*** Opening GIVEN DATA ***

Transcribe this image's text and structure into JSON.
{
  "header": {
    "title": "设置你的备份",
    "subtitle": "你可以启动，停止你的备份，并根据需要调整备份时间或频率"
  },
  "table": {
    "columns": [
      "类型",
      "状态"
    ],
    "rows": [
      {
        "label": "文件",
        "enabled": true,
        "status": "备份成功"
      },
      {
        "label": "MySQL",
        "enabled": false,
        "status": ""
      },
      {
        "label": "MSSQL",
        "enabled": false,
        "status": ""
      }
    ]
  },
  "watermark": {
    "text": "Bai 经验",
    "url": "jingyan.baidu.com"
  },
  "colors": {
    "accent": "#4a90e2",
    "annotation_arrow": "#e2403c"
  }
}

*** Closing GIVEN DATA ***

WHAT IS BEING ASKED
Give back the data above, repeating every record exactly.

EXERCISE ANSWER
Transcribe this image's text and structure into JSON.
{
  "header": {
    "title": "设置你的备份",
    "subtitle": "你可以启动，停止你的备份，并根据需要调整备份时间或频率"
  },
  "table": {
    "columns": [
      "类型",
      "状态"
    ],
    "rows": [
      {
        "label": "文件",
        "enabled": true,
        "status": "备份成功"
      },
      {
        "label": "MySQL",
        "enabled": false,
        "status": ""
      },
      {
        "label": "MSSQL",
        "enabled": false,
        "status": ""
      }
    ]
  },
  "watermark": {
    "text": "Bai 经验",
    "url": "jingyan.baidu.com"
  },
  "colors": {
    "accent": "#4a90e2",
    "annotation_arrow": "#e2403c"
  }
}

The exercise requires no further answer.